* Problem statement: Search term "label": please copy every line of the records below that contains it.
***** Records for the exercise
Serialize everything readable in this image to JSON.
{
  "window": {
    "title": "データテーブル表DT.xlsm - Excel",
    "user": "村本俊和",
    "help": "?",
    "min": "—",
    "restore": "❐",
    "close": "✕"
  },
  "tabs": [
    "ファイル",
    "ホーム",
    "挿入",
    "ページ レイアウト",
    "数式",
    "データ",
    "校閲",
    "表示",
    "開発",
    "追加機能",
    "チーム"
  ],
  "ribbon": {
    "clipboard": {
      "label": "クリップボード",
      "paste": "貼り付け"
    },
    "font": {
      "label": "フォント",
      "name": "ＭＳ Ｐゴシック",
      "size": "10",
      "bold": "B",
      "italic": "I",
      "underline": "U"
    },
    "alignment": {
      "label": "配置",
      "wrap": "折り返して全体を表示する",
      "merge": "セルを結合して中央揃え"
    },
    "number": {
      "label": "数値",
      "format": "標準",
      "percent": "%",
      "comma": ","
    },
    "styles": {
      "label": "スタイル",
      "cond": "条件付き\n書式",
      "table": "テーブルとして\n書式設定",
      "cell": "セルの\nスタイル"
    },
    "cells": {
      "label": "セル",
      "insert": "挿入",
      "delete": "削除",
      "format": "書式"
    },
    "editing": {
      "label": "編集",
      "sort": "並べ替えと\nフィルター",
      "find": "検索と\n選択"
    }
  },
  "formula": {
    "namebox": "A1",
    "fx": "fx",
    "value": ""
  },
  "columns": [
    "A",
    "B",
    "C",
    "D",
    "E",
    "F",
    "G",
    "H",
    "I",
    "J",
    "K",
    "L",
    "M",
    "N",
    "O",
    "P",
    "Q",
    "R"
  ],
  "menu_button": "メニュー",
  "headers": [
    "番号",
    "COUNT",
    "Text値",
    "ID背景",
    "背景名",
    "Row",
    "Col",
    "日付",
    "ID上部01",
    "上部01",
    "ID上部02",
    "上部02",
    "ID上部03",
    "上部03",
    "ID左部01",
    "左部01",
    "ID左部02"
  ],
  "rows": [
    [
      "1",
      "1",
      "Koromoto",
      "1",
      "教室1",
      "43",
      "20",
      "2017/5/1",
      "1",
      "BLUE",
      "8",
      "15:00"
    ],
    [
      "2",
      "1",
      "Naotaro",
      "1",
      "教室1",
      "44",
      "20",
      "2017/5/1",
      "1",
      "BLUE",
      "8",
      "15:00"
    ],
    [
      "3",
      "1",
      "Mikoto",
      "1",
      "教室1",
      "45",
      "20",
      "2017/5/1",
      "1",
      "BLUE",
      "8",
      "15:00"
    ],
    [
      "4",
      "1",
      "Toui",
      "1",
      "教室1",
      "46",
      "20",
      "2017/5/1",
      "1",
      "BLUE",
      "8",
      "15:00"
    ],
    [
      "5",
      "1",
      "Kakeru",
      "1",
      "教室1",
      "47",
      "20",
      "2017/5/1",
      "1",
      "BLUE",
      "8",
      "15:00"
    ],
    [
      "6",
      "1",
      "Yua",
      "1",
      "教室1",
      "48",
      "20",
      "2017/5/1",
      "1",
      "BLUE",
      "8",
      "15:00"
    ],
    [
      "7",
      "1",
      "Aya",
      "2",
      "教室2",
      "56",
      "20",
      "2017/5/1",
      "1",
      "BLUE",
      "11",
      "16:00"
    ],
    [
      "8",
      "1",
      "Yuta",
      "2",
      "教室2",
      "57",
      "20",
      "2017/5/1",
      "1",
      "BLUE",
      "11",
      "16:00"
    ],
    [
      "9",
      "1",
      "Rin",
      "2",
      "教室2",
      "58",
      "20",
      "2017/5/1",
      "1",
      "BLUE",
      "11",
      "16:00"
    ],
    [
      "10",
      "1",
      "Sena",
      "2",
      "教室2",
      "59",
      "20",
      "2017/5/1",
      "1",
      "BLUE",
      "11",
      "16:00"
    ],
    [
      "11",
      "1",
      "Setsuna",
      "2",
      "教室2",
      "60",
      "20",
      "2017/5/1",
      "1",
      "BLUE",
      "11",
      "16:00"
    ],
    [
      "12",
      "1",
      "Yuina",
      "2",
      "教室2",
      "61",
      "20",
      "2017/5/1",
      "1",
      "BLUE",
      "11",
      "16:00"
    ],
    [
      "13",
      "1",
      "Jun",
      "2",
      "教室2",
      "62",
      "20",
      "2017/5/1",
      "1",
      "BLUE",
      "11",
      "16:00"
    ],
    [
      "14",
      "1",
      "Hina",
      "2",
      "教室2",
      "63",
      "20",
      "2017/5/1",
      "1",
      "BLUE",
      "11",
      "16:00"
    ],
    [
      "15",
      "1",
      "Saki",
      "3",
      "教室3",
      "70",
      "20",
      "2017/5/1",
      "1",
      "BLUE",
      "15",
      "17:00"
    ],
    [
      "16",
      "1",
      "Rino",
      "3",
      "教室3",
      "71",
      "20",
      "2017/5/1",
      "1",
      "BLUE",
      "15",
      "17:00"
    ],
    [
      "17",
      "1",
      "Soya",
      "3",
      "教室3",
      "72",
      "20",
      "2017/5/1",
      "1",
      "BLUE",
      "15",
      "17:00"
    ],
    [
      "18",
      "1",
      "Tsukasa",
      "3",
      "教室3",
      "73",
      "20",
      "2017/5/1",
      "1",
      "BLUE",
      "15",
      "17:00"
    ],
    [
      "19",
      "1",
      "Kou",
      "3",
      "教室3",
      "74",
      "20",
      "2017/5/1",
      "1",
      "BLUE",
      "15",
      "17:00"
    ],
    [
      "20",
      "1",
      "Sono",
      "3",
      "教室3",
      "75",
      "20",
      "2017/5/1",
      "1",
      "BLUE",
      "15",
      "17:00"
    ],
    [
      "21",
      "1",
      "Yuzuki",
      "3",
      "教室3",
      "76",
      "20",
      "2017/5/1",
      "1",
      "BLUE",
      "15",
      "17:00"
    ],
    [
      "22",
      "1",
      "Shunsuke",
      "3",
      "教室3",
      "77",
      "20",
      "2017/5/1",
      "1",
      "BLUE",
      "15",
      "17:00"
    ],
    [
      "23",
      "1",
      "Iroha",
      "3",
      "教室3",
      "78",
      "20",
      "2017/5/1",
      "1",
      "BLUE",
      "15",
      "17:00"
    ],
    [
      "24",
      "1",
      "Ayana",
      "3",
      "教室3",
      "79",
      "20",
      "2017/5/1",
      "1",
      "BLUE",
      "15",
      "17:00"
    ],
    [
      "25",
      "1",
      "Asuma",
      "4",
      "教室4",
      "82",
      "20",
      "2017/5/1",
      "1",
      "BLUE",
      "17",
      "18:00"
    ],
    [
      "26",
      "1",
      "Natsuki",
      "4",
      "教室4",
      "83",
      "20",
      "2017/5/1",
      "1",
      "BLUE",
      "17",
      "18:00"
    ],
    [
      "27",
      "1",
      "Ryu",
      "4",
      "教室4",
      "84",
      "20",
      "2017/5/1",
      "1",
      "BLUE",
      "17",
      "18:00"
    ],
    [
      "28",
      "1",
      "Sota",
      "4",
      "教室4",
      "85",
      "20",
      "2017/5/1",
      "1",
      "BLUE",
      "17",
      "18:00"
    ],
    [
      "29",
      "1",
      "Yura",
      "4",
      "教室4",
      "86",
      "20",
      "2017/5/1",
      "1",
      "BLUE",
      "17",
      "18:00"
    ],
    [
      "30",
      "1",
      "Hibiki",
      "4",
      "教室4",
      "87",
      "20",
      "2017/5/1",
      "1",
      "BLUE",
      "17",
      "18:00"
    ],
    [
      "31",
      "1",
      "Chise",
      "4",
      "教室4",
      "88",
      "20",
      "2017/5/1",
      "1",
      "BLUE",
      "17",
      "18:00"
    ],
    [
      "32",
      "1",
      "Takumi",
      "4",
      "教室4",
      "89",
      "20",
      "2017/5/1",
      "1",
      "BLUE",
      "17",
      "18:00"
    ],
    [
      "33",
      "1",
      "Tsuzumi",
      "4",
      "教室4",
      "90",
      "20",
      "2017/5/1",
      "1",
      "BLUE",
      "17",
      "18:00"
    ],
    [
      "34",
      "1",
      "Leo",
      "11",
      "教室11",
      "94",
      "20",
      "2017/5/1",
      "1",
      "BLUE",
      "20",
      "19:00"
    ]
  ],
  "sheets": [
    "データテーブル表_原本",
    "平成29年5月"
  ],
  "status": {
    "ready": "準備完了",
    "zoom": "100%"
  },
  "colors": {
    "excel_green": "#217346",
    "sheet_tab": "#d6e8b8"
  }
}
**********
* Response below:
      "label": "クリップボード",
      "label": "フォント",
      "label": "配置",
      "label": "数値",
      "label": "スタイル",
      "label": "セル",
      "label": "編集",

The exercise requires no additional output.